Set the data down once more, in full and exactly.

###

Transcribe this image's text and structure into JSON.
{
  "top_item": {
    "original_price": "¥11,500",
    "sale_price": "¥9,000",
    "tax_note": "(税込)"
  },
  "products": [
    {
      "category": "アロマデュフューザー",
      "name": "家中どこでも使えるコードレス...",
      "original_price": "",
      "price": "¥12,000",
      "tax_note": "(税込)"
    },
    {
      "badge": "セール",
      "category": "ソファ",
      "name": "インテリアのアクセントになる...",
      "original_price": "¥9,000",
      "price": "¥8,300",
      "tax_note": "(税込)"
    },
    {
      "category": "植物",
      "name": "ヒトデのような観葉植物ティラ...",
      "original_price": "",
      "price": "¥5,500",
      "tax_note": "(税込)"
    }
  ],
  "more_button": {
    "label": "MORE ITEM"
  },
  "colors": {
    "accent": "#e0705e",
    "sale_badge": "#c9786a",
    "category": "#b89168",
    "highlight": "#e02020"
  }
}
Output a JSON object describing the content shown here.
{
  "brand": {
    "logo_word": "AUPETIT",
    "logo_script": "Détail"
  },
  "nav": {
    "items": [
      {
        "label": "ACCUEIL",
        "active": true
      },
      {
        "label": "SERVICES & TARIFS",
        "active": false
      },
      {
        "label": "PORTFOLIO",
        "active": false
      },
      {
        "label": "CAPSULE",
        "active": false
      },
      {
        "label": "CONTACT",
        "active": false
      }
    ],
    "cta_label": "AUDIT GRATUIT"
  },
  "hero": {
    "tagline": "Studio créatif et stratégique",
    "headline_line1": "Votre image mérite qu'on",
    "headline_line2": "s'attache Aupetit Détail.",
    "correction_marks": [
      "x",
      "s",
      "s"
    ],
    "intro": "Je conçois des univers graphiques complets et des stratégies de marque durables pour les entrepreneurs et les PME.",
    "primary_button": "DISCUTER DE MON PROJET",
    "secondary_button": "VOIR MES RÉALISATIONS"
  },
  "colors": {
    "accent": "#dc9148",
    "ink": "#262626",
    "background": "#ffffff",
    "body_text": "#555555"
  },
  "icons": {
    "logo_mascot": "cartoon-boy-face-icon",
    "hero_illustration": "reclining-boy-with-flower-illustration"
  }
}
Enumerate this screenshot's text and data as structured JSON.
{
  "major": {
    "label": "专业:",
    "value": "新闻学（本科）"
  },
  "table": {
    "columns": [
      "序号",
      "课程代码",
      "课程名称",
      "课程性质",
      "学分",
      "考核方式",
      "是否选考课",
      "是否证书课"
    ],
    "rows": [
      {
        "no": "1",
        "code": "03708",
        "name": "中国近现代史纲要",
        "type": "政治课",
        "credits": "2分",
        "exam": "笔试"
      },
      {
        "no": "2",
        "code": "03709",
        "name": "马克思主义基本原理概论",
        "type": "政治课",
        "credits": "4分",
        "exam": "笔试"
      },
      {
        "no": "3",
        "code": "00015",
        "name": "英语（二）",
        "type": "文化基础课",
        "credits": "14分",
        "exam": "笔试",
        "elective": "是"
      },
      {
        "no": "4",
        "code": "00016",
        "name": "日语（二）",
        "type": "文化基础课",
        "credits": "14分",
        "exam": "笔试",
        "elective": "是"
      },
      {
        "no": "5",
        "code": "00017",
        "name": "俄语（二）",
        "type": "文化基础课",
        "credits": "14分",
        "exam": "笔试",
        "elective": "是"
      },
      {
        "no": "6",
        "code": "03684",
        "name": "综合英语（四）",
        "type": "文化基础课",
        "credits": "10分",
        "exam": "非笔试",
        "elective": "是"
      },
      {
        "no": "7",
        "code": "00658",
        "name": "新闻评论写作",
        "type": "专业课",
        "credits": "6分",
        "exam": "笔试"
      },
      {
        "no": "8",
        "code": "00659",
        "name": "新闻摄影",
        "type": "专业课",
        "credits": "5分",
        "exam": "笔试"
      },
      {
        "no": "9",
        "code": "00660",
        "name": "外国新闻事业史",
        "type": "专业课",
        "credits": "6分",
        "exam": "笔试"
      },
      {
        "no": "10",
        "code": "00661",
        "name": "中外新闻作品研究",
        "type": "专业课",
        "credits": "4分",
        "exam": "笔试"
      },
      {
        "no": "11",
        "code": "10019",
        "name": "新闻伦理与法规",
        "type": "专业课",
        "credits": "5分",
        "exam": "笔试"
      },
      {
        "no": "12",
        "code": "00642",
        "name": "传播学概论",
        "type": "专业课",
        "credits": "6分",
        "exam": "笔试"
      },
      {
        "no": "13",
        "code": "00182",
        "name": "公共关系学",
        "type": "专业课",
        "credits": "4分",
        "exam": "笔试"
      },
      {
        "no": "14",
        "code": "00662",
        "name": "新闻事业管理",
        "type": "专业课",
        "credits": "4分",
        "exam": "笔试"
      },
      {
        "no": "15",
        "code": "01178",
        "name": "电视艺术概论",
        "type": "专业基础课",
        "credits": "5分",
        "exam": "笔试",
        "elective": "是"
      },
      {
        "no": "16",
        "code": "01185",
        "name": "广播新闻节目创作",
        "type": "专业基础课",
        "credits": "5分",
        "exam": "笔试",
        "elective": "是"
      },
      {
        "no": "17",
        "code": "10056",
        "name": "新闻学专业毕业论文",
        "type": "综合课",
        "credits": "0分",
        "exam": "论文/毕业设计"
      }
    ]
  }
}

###

REPLY TO THE TASK:
Transcribe this image's text and structure into JSON.
{
  "top_item": {
    "original_price": "¥11,500",
    "sale_price": "¥9,000",
    "tax_note": "(税込)"
  },
  "products": [
    {
      "category": "アロマデュフューザー",
      "name": "家中どこでも使えるコードレス...",
      "original_price": "",
      "price": "¥12,000",
      "tax_note": "(税込)"
    },
    {
      "badge": "セール",
      "category": "ソファ",
      "name": "インテリアのアクセントになる...",
      "original_price": "¥9,000",
      "price": "¥8,300",
      "tax_note": "(税込)"
    },
    {
      "category": "植物",
      "name": "ヒトデのような観葉植物ティラ...",
      "original_price": "",
      "price": "¥5,500",
      "tax_note": "(税込)"
    }
  ],
  "more_button": {
    "label": "MORE ITEM"
  },
  "colors": {
    "accent": "#e0705e",
    "sale_badge": "#c9786a",
    "category": "#b89168",
    "highlight": "#e02020"
  }
}
Output a JSON object describing the content shown here.
{
  "brand": {
    "logo_word": "AUPETIT",
    "logo_script": "Détail"
  },
  "nav": {
    "items": [
      {
        "label": "ACCUEIL",
        "active": true
      },
      {
        "label": "SERVICES & TARIFS",
        "active": false
      },
      {
        "label": "PORTFOLIO",
        "active": false
      },
      {
        "label": "CAPSULE",
        "active": false
      },
      {
        "label": "CONTACT",
        "active": false
      }
    ],
    "cta_label": "AUDIT GRATUIT"
  },
  "hero": {
    "tagline": "Studio créatif et stratégique",
    "headline_line1": "Votre image mérite qu'on",
    "headline_line2": "s'attache Aupetit Détail.",
    "correction_marks": [
      "x",
      "s",
      "s"
    ],
    "intro": "Je conçois des univers graphiques complets et des stratégies de marque durables pour les entrepreneurs et les PME.",
    "primary_button": "DISCUTER DE MON PROJET",
    "secondary_button": "VOIR MES RÉALISATIONS"
  },
  "colors": {
    "accent": "#dc9148",
    "ink": "#262626",
    "background": "#ffffff",
    "body_text": "#555555"
  },
  "icons": {
    "logo_mascot": "cartoon-boy-face-icon",
    "hero_illustration": "reclining-boy-with-flower-illustration"
  }
}
Enumerate this screenshot's text and data as structured JSON.
{
  "major": {
    "label": "专业:",
    "value": "新闻学（本科）"
  },
  "table": {
    "columns": [
      "序号",
      "课程代码",
      "课程名称",
      "课程性质",
      "学分",
      "考核方式",
      "是否选考课",
      "是否证书课"
    ],
    "rows": [
      {
        "no": "1",
        "code": "03708",
        "name": "中国近现代史纲要",
        "type": "政治课",
        "credits": "2分",
        "exam": "笔试"
      },
      {
        "no": "2",
        "code": "03709",
        "name": "马克思主义基本原理概论",
        "type": "政治课",
        "credits": "4分",
        "exam": "笔试"
      },
      {
        "no": "3",
        "code": "00015",
        "name": "英语（二）",
        "type": "文化基础课",
        "credits": "14分",
        "exam": "笔试",
        "elective": "是"
      },
      {
        "no": "4",
        "code": "00016",
        "name": "日语（二）",
        "type": "文化基础课",
        "credits": "14分",
        "exam": "笔试",
        "elective": "是"
      },
      {
        "no": "5",
        "code": "00017",
        "name": "俄语（二）",
        "type": "文化基础课",
        "credits": "14分",
        "exam": "笔试",
        "elective": "是"
      },
      {
        "no": "6",
        "code": "03684",
        "name": "综合英语（四）",
        "type": "文化基础课",
        "credits": "10分",
        "exam": "非笔试",
        "elective": "是"
      },
      {
        "no": "7",
        "code": "00658",
        "name": "新闻评论写作",
        "type": "专业课",
        "credits": "6分",
        "exam": "笔试"
      },
      {
        "no": "8",
        "code": "00659",
        "name": "新闻摄影",
        "type": "专业课",
        "credits": "5分",
        "exam": "笔试"
      },
      {
        "no": "9",
        "code": "00660",
        "name": "外国新闻事业史",
        "type": "专业课",
        "credits": "6分",
        "exam": "笔试"
      },
      {
        "no": "10",
        "code": "00661",
        "name": "中外新闻作品研究",
        "type": "专业课",
        "credits": "4分",
        "exam": "笔试"
      },
      {
        "no": "11",
        "code": "10019",
        "name": "新闻伦理与法规",
        "type": "专业课",
        "credits": "5分",
        "exam": "笔试"
      },
      {
        "no": "12",
        "code": "00642",
        "name": "传播学概论",
        "type": "专业课",
        "credits": "6分",
        "exam": "笔试"
      },
      {
        "no": "13",
        "code": "00182",
        "name": "公共关系学",
        "type": "专业课",
        "credits": "4分",
        "exam": "笔试"
      },
      {
        "no": "14",
        "code": "00662",
        "name": "新闻事业管理",
        "type": "专业课",
        "credits": "4分",
        "exam": "笔试"
      },
      {
        "no": "15",
        "code": "01178",
        "name": "电视艺术概论",
        "type": "专业基础课",
        "credits": "5分",
        "exam": "笔试",
        "elective": "是"
      },
      {
        "no": "16",
        "code": "01185",
        "name": "广播新闻节目创作",
        "type": "专业基础课",
        "credits": "5分",
        "exam": "笔试",
        "elective": "是"
      },
      {
        "no": "17",
        "code": "10056",
        "name": "新闻学专业毕业论文",
        "type": "综合课",
        "credits": "0分",
        "exam": "论文/毕业设计"
      }
    ]
  }
}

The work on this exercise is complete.